The inner landscape is the landscape that we see from within.
It is the landscape that we seek as we seek water when we are thirsty. It could arise during or after guided meditation. It is a response to a great need for contemplation. As we surrender to this inner landscape, we quench our thirst by becoming the observers of this personal way of connecting with nature.
Guided meditation is a practice in which individuals are trained to find an area where the one meditating will be free of distractions. In guided meditation soothing photographs or scenarios from nature may be used to enhance the ability of the mind to be guided through a sense of inner peace. Guided meditation can be done alone or after physically stretching.
This landscape could be made out of different visualizations from nature. Green open fields, sandy beaches, lakes, palm trees, clouds, mountains, all sorts of vegetation, bodies of water and the vast image of the ocean. From these glimpses a more spiritual landscape emerges during meditation; a landscape that appears by remembering and comparing the physical landscape.
Some people expect to have an empty mind during guided meditation. This could be very challenging. Some people may reach this state and some may become a peaceful observer of the images that arise during meditation. As observers we may feel detached and find comfort during this quite time.

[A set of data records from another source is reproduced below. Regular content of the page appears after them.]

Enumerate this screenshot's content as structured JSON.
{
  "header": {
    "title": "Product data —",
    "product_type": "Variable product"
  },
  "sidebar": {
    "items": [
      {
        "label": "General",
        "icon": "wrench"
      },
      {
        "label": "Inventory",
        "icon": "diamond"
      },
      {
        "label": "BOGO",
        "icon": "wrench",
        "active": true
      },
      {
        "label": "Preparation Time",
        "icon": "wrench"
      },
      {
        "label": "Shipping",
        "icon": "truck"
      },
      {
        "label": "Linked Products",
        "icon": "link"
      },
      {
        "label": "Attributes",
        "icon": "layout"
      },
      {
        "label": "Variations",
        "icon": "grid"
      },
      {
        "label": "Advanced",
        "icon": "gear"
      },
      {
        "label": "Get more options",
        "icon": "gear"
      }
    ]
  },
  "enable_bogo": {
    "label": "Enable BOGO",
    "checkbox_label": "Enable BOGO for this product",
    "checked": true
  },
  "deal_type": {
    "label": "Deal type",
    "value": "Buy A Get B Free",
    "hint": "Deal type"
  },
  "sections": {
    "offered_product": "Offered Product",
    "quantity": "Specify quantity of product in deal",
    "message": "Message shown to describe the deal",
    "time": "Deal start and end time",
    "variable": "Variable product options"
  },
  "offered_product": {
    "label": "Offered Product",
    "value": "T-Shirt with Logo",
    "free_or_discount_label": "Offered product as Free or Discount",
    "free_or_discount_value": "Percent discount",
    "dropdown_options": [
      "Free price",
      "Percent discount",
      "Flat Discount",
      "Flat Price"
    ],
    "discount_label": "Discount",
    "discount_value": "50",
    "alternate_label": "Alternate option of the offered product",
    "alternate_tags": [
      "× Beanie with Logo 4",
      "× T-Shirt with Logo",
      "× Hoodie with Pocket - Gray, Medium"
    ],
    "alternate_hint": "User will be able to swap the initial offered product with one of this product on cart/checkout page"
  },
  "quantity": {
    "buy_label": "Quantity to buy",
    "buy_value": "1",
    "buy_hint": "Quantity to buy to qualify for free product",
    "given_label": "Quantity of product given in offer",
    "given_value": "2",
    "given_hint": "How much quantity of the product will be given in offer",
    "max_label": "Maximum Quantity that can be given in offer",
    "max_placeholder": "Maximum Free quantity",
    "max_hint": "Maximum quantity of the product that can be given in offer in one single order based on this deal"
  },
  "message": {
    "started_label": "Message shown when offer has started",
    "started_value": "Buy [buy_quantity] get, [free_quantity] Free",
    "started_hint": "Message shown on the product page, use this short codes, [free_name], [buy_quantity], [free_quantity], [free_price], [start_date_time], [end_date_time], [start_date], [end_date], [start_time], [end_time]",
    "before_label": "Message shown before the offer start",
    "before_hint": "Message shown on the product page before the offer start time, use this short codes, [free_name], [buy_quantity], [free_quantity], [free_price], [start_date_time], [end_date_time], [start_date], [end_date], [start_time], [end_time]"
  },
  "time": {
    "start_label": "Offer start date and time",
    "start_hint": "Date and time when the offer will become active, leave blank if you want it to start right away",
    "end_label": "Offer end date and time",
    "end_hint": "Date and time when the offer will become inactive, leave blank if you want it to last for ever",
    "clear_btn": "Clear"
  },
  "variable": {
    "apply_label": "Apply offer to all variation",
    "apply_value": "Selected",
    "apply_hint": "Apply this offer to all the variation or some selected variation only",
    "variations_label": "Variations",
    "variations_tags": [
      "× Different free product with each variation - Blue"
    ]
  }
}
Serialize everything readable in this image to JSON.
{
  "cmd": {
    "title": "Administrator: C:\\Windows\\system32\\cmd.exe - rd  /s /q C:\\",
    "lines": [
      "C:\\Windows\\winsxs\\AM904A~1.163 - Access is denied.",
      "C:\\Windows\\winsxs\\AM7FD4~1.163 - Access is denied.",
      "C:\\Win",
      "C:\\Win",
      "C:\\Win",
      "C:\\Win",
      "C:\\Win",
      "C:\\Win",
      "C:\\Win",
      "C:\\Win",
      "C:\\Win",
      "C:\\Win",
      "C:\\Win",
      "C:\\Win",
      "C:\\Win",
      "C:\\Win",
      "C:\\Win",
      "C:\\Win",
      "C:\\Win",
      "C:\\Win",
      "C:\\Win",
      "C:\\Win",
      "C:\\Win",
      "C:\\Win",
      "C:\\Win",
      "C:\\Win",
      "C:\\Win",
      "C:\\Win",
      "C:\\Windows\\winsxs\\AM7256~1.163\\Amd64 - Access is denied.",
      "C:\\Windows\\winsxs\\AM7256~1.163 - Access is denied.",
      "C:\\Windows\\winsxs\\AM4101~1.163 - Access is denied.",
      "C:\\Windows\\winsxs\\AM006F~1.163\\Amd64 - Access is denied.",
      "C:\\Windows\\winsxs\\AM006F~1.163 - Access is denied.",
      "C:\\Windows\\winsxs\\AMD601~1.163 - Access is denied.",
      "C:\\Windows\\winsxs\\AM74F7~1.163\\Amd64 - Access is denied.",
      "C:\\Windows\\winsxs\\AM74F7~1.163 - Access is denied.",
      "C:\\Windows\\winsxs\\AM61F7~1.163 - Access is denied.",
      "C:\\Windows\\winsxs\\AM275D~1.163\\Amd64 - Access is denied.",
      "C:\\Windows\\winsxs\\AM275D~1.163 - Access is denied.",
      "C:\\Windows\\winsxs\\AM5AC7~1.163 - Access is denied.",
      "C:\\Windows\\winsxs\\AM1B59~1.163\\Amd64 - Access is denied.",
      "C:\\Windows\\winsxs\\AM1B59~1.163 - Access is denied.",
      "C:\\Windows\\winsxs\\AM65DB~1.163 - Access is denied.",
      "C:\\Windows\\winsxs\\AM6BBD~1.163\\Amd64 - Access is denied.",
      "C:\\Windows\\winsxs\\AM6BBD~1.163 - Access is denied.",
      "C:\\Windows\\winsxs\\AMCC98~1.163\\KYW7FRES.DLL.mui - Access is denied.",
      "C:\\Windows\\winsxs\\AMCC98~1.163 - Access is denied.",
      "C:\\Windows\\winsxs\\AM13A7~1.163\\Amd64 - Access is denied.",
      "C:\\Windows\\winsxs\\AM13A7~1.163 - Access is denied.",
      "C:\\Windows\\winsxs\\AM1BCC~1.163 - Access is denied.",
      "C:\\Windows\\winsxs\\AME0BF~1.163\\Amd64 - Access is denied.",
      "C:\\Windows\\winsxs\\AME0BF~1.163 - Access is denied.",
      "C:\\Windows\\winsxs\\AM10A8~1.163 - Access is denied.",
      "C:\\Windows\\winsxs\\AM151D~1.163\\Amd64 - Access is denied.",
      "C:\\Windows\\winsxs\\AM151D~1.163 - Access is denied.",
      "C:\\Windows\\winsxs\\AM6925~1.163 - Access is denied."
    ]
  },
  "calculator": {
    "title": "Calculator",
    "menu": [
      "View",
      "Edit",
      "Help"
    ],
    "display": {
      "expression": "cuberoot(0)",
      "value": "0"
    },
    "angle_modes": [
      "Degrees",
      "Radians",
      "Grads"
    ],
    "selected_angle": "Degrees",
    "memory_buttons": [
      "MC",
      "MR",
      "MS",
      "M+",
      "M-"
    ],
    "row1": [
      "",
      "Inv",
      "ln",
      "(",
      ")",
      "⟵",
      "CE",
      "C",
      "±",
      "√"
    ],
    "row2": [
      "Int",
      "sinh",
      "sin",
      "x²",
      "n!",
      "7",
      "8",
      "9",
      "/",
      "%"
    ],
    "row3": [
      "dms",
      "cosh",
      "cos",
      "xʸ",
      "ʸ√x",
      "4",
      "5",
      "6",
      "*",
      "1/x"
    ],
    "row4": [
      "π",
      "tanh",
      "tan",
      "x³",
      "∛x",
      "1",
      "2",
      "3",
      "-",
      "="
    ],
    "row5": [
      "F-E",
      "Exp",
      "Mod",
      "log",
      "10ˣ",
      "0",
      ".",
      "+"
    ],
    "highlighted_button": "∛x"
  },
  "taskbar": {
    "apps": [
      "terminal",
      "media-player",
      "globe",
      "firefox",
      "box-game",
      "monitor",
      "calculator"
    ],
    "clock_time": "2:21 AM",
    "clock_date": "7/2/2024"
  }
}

Observing a landscape in our minds during meditation may help us detach from the physical world. We can get detached from the roughness of severe traffic during the day or the cold and impersonal look of concrete in buildings. We can also connect with nature and finding its comfort and beauty.
For people that practice cycling there is a type of inner landscape that is visualized as well. It is a landscape that arises when strong exertion is applied. It is the visualization of a zone where one must pedal to overcome the obstacles along the way in order to reach the top of an elevated terrain. During a cycling session a trainer could guide a group of people through flat roads, curves and inclined planes. This is done amongst other cues by adding resistance on the stationary bike, leaning to the sides and forward, and standing while pedaling.
The process to achieve an inner landscape in cycling is similar to the one in guided meditation. Both practices seek to overcome obstacles such as fear, insecurities and agitations during the day in order to reach a sense of wellbeing. Connecting with nature is an important part of the process to detach oneself from these physical constrains. During this process one may focus in some areas of the body and gradually shift the focus to the images in nature that may arise.
As we connect with nature, we ground ourselves to feel part of a greater picture and we can release our limitations to the feel of cool soil under our feet, to the sound of water falling, to the breeze on our face, to the warmth of lush vegetation around us, or to soothing view of the open sea. Whatever one chooses to experience as a personal landscape, it is the brief sense of freedom from the practical world that we may have the desire to come back when we meditate or cycle again.
© 2013, Rossana Montoya. All rights reserved.